Native prairie plants, each associated with a ceremonial use and considered sacred medicines, include prairie sage, traditional tobacco, red cedar and sweetgrass. Sage, for example, is used in smudging ceremonies. The plants are now planted in a red shale rock garden on the outer perimeter of the turtle.Rocke sourced many of the plants from Prairie Originals in Selkirk. Sweetgrass, for example, is native to North America and has a preference for moisture. A cool season grass, it grows to a height of 60 cm and is sweetly fragrant. Burned as incense for cleansing, purification and healing, sweetgrass is also used for medicinal tea.
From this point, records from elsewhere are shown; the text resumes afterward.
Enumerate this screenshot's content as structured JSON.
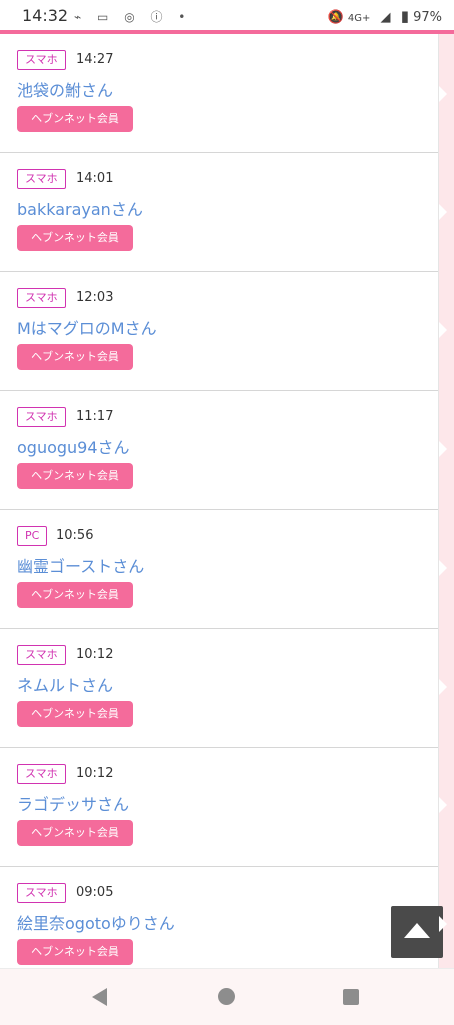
{
  "status_bar": {
    "time": "14:32",
    "left_icons": "⌁ ▭ ◎ ⓘ •",
    "network": "4G+",
    "battery": "97%"
  },
  "entries": [
    {
      "device": "スマホ",
      "time": "14:27",
      "name": "池袋の鮒さん",
      "member_label": "ヘブンネット会員"
    },
    {
      "device": "スマホ",
      "time": "14:01",
      "name": "bakkarayanさん",
      "member_label": "ヘブンネット会員"
    },
    {
      "device": "スマホ",
      "time": "12:03",
      "name": "MはマグロのMさん",
      "member_label": "ヘブンネット会員"
    },
    {
      "device": "スマホ",
      "time": "11:17",
      "name": "oguogu94さん",
      "member_label": "ヘブンネット会員"
    },
    {
      "device": "PC",
      "time": "10:56",
      "name": "幽霊ゴーストさん",
      "member_label": "ヘブンネット会員"
    },
    {
      "device": "スマホ",
      "time": "10:12",
      "name": "ネムルトさん",
      "member_label": "ヘブンネット会員"
    },
    {
      "device": "スマホ",
      "time": "10:12",
      "name": "ラゴデッサさん",
      "member_label": "ヘブンネット会員"
    },
    {
      "device": "スマホ",
      "time": "09:05",
      "name": "絵里奈ogotoゆりさん",
      "member_label": "ヘブンネット会員"
    }
  ],
  "icons": {
    "scroll_top": "triangle-up-icon",
    "nav": [
      "back-icon",
      "home-icon",
      "recent-apps-icon"
    ]
  },
  "colors": {
    "accent_pink": "#f46b9b",
    "badge_magenta": "#d133b1",
    "name_blue": "#5b8ed6",
    "side_strip": "#fde7ea"
  }
}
Prairie sage, with its silvery leaves, is described in the 1990 Tall Grass Prairie Conservation Project, Manitoba’s first systematic inventory of tall grass prairie by Jo-Anne Joyce. Wild sage has ceremonial as well as medicinal and culinary uses.
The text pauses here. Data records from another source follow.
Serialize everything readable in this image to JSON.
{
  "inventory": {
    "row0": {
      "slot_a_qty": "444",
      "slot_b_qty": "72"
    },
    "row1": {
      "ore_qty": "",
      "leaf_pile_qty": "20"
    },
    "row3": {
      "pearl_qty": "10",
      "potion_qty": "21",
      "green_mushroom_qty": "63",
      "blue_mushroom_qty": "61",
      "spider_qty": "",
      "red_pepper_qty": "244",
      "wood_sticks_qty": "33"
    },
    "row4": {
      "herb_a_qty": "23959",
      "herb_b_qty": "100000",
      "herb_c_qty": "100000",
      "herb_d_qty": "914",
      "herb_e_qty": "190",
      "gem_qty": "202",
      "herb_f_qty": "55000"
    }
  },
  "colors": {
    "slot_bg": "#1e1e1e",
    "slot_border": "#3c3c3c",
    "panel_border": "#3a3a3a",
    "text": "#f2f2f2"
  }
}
The harvesting of Sweetgrass begins in late June to early July. However, the plant should never be harvested in the first year of planting. The procedure is simple, but neglect of following the proper way to harvest has resulted in the inability for the grass to reproduce. The Sweetgrass should only be harvested when the plant covers a six-foot square area. This should be the yield of one growing season and should produce eight to 10 braids. Simply cut the stem two to three inches from the base of the stock. Never pick Sweetgrass by pulling the roots out of the soil.Sweetgrass is a fragrant grass with long, satiny leaves. Also known as vanillagrass, mannagrass and holy grass, it is well known to many Indigenous people in Canada and the United States as a material for baskets, as well as a scent, medicine and smudge. Two closely related species are native Canada: common sweetgrass (Hierochloë hirta subspecies arctica) and alpine sweetgrass (H. alpina). As a widely used and revered sacred plant, sweetgrass is still harvested today, and continues to play an important role in Indigenous cultures. (Source: www.thecanadianencyclopedia.ca)